Listen To The MUSIC

There’s a reason we sing tunes in synagogue — people listen.

Live rock music pulsed through the Rumsey Playfield area in Central Park. The sounds of the beating drums and the electronic guitar could be heard. Instead of indulging in a day of city shopping, my friends and I decided to stop, relax and enjoy the music. “After all,” I found myself saying, “When else can we have a picnic together with some live background music?” For me music is a necessity. I spend almost all of my free time listening to music on my iPod.

Music is created from a variety of different sounds. These sounds make one feel instantly blissful or sad, depending on the song. Whenever I have a bad day or whenever I just want to relax, I can always turn on the radio or plug into my iPod. Any sort of dance or rock song will lift my spirit. These songs include those of Tiesto, McFly and many other artists.  Some songs I enjoy include “Elements of Life” and “The Heart Never Lies.” Songs with melodious dance beats always make me feel elated.

Music brings people together, whether through singing along or playing an instrument in a band. “Whenever I play my bass with someone, we instantly become connected because of the tune,” said Garren Macklin, a resident of Teaneck, N.J., and an architect who enjoys playing bass in his spare time.

Similarly, there’s unity in davening when everyone in synagogue prays together through song. The harmony unites the congregation and wakes up those who are daydreaming. Occasionally, I find myself bored during davening and feeling sick of the monotonic mumbling of the shul. Singing creates more of a variety in methods of davening.

The words of some prayers are enhanced by special tunes. Kol Nidre is one prayer that is sung in a meaningful tone. Every Sabbath prayer ends with the singing of Adon Olam or Yigdal to confuse the Satan into thinking the services is just beginning. This shows that there is something trying to grab us away from our prayers, but singing shows that we are focused on praying, even at the end of the service. Music is a vital portion of prayers. 

Singing not only wakes up those who are sleeping, but it also helps us remember the different prayers. In school davening is taught through singing. Songs teach children about the holidays as well, such as “Apples and Honey on Rosh HaShanah” and “I Have A Little Dreidel.”

One may learn to appreciate language from how words sound when played together in a melody. For example, there are numerous Hebrew pop songs that can teach Hebrew and can show how eloquent Hebrew can be. Gad Elbaz is an Israeli pop singer who sings about similar ideas that people who speak English sing about. He sings about how tonight is the best time and how life should be lived fully. One can learn Hebrew or another language from songs. 

In addition, music enhances celebrations. For instance in school music is played and everyone gathers together and dances in honor of Purim or Lag Ba’omer. This creates a care-free, happy environment for everyone and enhances the holiday spirit.

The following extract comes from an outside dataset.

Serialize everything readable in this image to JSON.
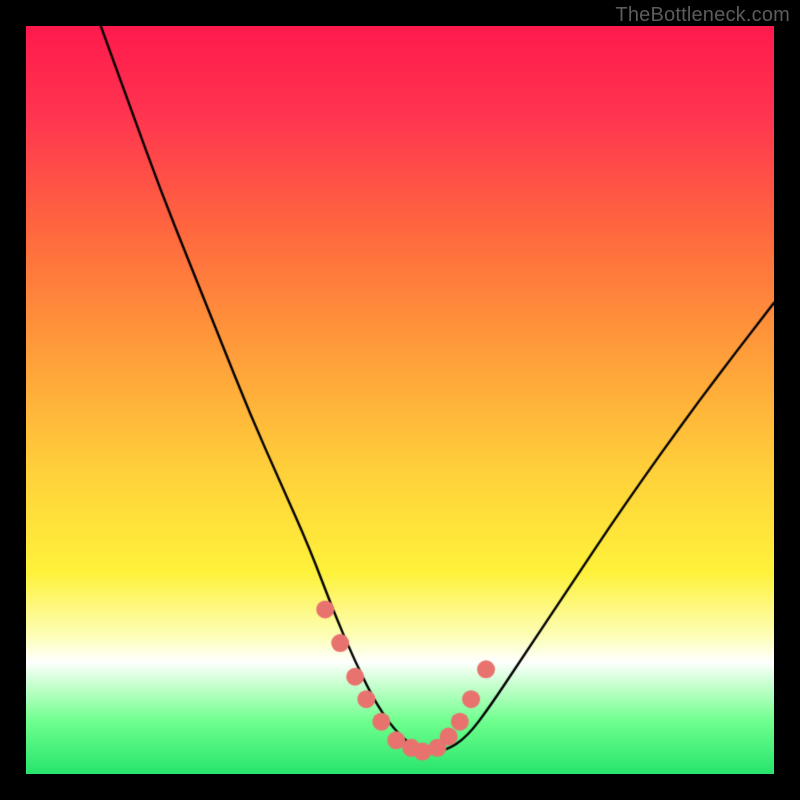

“I really enjoy the dancing on holidays,” said Ruchie Zema, a senior at The Frisch School. “It helps bring out the ruach of the day — especially during a week of hard work in school.” 
Music is a conciliatory creation that can be enjoyed in many different places. For instance, music can be indulged in on a relaxing day in the park. On holidays one may find themselves listening and dancing to music to enhance the occasion. During prayers, one may hum along with the chazzan.

Music is important. Next time music is heard, remember how music has the power to unite everyone.

Gila Cohen  is a senior at The Frisch School in Paramus, N.J. 

This article is reprinted from October 30, 2009.